Always be prepared for the unexpected, and things never happen the way you expect them to (Pittsburgh Steelers aside.)
A lot of people kind of expected Mark Reibstein’s Wabi Sabi, illustrated by Ed Young to get the Medal.
It’s said to be an absolute knockout of a picture book —
a Goodnight Moon sort of book that also packs some emotional wallop.
The art reminds me a bit of the slightly psychedelic, rolling black and white print style of Wanda Gag, that first “superstar” of American children’s books who gave us Millions of Cats in 1928.
You can see an inside illustration from The House In the Night on Ms. Krommes’ own website , as well as other scratchboard works.
Her technique involves making photocopies of her black and white scratchboard images on archival paper — then she paints on the copies, using watercolor.
She’s also a wonderful painter as well as a scratchboard artist. You can see some meadow scenes done in sumptious casein on panel in her website gallery pages.
Krommes has won several previous awards, including the Golden Kite Award presented by the National Society of Children’s Books Writers and Illustrators. That was for The Lamp, the Ice, and the Boat Called Fish by Jacqueline Briggs Martin (Houghton, 2001.)
Uri Shulevitz is no stranger to Caldecott Medals (and Honors.) He won the medal for the Fool of the World and the Flying Ship, written by Arthur Ransome.
He got into the Caldecott ranks again last week with How I Learned Geography, which he wrote himself and the New York Times called “a masterpiece.” This Caldecott Honor book published by Macmillan, a division of Farrar, Straus and Giroux is Shulevitz’s first autobiographical children’s story. It recounts his family’s (and his own, when he was four) bold escape in 1939 from Holocaust and war-ravaged Poland — to Turkestan, a very different land.

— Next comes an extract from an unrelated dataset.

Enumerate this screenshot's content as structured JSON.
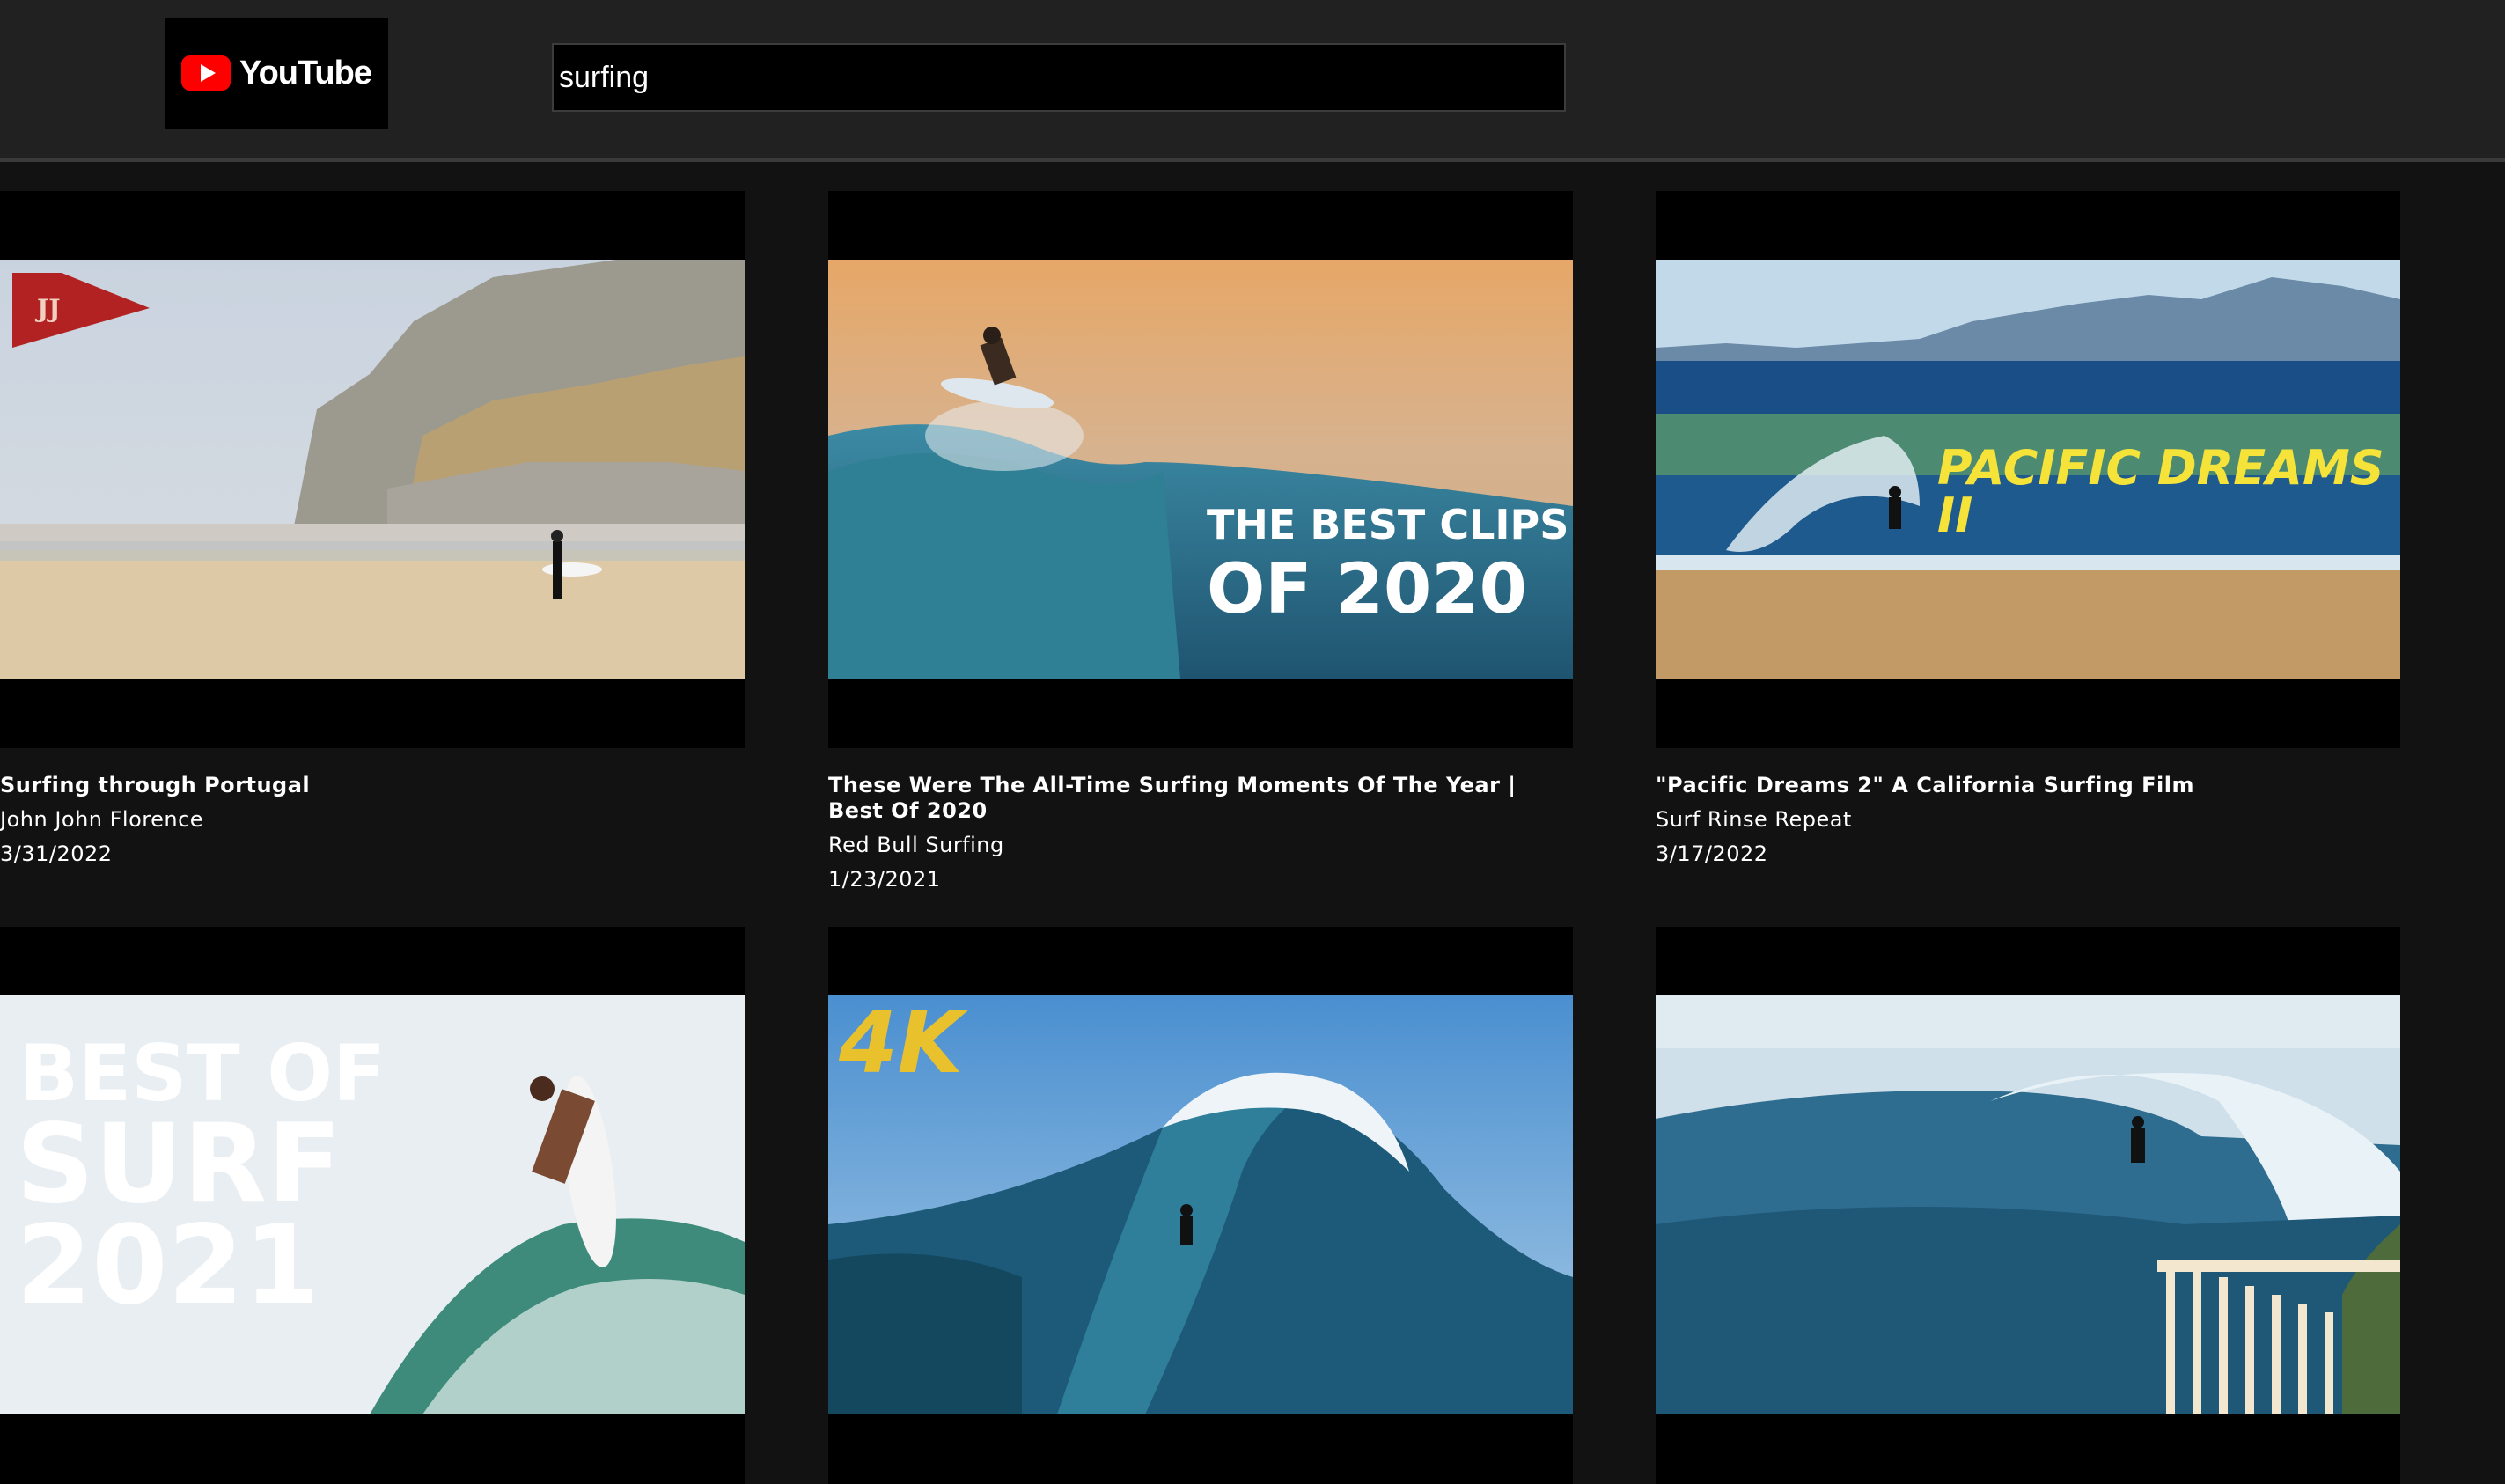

Shulevitz is also the author of Writing With Pictures (Watson Guptill Publishing), that classic textbook from the early 1980s on the process of creating four-color children’s picture book illustrations — and the peculiar storytelling “language” of the children’s picture book.
He has two other Caldecott Honor Books to his credit, Snow and
A wonderful smaller publisher, Eerdman’s produced the other Caldecott Honor Book, A River of Words: The Story of William Carlos Williams written by Jen Bryan and illustrated by Melissa Sweet.
It’s “a picture book biography in which Jen Bryant’s engaging prose and Melissa Sweet’s stunning mixed-media illustrations celebrate the amazing man whose poems about ordinary, everyday things have inspired readers of all ages,” says Eerdman’s website.
An illustrator with an absolutely delightful style and design spirit, Melissa Sweet has more than 40 books to her credit. Her work has also appeared in magazines, on posters, children’s toys and food packaging. She also has one of the coolest author-illustrator websites around that you have to see.
We’ll talk about other ALA award and honor winners in the coming days. But with so much excitement about the Caldecott illustrators going on, I think it’s a grand time to announce that my online course on how to illustrate children’s books has officially launched, after being (partially) trial-tested over the past five months by 130 survey respondents from around the world — from England to South Africa, to Okinawa, Japan.
The name of the course is “Make Your Splashes; Make Your Marks! A Power Course on Creating Great Drawings and Paintings for Children’s Media.”
The best way to learn more about the course is to go to this page and sign up to my blog list.
I’ll send you the link to the course information/sales page, as well as 14 free little lessons on how to use color expertly in your painting — material taken straight from the course.